━━━ Data ━━━

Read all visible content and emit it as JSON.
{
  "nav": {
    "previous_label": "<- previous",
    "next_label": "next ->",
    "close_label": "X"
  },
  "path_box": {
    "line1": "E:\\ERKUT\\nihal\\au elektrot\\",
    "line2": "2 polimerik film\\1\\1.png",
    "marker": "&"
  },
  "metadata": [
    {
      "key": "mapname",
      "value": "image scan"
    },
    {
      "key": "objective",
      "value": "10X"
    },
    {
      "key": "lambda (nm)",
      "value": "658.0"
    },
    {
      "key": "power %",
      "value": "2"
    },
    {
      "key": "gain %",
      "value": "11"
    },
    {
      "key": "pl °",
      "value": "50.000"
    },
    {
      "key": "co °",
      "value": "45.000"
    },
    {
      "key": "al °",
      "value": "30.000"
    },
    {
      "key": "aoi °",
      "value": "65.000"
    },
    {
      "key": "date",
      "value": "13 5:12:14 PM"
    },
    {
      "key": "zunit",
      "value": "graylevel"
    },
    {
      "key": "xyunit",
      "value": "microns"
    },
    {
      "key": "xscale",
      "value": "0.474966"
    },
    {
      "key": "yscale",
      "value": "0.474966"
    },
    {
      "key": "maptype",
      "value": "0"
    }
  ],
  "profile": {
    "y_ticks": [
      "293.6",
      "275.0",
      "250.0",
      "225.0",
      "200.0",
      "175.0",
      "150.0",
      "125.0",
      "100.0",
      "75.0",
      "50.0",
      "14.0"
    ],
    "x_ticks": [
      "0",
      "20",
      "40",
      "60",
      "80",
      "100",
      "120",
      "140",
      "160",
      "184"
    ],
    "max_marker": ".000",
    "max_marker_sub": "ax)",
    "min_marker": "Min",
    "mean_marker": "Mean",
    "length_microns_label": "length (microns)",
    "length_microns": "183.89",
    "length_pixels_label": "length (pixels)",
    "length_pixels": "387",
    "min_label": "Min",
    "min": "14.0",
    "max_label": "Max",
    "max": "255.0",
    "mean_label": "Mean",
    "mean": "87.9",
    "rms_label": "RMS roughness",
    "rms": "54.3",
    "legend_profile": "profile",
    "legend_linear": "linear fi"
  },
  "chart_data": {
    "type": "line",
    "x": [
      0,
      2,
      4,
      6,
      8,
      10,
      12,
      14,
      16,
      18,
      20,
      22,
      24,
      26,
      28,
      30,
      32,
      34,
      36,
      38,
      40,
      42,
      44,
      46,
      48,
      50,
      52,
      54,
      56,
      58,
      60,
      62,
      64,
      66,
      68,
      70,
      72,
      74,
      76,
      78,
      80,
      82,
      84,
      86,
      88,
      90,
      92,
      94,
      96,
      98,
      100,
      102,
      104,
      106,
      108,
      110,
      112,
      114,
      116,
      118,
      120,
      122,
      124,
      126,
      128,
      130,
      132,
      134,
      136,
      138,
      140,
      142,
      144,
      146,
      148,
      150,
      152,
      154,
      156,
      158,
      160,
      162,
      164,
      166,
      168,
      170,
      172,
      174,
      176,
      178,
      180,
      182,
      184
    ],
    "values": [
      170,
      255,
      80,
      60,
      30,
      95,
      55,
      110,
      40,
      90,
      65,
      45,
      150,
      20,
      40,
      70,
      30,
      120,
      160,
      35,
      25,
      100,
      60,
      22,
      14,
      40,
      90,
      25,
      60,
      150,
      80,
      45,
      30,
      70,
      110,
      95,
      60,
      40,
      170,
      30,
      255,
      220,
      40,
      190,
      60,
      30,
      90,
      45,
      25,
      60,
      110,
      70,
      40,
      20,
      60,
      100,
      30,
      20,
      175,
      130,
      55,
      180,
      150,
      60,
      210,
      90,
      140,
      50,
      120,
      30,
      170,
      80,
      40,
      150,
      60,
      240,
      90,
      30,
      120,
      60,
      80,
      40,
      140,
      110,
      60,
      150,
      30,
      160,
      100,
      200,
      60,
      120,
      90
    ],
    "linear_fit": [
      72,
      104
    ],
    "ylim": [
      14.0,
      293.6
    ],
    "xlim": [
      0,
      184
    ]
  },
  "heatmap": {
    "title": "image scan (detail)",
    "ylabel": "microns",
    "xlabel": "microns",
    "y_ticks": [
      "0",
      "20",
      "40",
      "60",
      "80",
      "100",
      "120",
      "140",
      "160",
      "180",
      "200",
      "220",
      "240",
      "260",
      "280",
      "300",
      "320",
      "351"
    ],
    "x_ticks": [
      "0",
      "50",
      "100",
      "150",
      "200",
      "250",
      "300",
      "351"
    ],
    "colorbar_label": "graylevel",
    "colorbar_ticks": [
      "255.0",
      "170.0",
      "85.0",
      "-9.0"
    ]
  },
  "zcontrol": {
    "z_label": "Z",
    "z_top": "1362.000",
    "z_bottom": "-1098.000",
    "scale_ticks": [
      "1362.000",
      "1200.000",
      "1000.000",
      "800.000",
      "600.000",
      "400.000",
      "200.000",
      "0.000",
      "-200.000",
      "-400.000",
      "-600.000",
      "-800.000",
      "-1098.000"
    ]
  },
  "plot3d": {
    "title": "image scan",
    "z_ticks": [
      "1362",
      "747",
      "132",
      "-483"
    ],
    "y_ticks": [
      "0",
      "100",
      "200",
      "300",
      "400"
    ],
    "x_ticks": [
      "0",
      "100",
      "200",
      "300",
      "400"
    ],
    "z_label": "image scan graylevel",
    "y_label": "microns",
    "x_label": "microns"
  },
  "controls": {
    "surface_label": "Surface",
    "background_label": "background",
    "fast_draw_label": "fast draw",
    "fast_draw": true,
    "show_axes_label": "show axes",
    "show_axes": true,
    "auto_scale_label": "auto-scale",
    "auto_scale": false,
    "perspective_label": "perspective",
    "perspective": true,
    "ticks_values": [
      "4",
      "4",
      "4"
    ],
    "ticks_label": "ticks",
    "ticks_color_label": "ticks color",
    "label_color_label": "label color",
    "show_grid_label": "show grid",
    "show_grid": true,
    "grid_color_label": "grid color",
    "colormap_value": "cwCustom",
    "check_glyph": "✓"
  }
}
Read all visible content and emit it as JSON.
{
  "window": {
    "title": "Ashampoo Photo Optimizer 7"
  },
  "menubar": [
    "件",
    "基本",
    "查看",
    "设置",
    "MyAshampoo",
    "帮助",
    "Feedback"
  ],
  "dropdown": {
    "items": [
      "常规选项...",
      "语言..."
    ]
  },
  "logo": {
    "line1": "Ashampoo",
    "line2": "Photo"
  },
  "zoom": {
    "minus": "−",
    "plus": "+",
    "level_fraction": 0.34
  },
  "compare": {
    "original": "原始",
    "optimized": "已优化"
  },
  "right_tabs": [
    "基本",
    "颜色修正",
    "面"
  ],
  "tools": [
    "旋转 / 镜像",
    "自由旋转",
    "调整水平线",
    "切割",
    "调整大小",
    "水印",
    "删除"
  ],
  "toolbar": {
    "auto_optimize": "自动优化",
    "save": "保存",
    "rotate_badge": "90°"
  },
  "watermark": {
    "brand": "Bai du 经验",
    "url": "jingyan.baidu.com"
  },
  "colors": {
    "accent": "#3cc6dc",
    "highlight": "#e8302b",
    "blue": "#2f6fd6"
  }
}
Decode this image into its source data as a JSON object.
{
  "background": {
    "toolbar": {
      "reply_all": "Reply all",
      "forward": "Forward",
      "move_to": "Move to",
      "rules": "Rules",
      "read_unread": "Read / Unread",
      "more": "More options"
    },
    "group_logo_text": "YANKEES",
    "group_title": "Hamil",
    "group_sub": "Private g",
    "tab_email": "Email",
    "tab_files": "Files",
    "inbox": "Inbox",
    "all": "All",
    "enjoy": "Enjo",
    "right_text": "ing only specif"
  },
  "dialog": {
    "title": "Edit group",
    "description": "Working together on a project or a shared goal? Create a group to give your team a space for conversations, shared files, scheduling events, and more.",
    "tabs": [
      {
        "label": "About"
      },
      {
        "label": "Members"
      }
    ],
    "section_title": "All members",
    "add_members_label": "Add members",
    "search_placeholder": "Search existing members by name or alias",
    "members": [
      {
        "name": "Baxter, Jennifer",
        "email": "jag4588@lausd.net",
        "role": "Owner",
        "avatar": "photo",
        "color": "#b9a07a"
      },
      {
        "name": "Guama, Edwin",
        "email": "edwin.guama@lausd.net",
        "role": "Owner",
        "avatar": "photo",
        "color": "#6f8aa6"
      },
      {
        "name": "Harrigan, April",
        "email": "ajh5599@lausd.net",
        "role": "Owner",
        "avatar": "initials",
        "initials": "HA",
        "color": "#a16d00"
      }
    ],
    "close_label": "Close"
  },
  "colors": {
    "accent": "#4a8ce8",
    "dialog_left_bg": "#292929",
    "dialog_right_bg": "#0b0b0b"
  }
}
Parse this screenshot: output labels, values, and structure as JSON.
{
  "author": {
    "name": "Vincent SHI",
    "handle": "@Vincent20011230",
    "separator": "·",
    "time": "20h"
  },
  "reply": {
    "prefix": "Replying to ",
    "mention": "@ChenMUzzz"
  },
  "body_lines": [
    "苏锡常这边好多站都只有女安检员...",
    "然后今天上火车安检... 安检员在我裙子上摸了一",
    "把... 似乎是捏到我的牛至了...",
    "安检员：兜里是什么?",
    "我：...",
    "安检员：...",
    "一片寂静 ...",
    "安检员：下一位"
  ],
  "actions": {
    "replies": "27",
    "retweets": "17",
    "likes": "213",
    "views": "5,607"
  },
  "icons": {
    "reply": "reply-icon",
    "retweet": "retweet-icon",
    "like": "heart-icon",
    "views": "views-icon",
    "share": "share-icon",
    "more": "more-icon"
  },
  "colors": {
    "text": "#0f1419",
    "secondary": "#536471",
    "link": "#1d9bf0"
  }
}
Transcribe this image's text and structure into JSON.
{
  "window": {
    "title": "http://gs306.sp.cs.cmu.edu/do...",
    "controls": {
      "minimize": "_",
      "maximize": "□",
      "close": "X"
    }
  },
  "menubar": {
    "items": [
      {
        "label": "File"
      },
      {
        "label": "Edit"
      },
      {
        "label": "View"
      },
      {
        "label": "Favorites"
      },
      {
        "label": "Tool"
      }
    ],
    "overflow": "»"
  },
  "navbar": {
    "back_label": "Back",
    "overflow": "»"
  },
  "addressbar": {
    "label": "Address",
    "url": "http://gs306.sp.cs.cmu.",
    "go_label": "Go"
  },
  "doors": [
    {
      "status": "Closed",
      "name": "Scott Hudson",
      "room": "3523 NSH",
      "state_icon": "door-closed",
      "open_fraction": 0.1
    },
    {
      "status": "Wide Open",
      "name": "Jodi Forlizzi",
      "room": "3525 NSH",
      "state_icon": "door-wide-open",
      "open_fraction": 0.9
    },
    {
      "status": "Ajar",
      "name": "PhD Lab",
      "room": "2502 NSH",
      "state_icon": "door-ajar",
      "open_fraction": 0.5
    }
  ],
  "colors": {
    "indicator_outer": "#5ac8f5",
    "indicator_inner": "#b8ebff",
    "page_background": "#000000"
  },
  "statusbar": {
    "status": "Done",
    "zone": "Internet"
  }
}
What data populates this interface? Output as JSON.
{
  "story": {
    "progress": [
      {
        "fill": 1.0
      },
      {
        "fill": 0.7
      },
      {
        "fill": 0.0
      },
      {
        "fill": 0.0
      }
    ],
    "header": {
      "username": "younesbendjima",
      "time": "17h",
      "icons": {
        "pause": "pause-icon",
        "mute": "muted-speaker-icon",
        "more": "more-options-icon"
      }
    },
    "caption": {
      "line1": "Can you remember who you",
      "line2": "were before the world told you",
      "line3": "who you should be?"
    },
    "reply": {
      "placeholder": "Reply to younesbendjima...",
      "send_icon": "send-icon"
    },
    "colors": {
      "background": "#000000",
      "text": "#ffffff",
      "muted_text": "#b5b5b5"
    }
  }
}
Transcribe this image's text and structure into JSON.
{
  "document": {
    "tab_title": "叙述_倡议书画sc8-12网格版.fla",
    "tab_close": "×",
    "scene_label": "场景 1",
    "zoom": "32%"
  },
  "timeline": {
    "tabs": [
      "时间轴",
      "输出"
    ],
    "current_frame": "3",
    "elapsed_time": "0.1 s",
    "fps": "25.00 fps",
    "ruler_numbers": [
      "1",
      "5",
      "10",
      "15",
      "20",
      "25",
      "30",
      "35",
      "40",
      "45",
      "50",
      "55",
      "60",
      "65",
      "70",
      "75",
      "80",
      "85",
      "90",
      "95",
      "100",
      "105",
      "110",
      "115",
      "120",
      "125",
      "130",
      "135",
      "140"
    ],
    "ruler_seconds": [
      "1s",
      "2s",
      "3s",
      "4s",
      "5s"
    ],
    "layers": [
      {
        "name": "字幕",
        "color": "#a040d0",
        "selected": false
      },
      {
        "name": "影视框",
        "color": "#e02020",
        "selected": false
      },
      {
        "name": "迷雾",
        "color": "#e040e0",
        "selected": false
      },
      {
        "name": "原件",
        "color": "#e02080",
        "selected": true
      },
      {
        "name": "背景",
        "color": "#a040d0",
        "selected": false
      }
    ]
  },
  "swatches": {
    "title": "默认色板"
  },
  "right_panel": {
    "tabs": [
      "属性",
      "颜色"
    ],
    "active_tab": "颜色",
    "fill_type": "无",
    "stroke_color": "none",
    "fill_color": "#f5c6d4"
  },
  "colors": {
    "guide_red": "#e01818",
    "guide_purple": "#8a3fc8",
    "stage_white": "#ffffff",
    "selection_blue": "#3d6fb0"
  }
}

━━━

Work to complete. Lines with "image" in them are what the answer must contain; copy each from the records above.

Response below.
      "value": "image scan"
    "title": "image scan (detail)",
    "title": "image scan",
    "z_label": "image scan graylevel",
Decode this image into its source data as a JSON object.
Transcribe this image's text and structure into JSON.
Transcribe this image's text and structure into JSON.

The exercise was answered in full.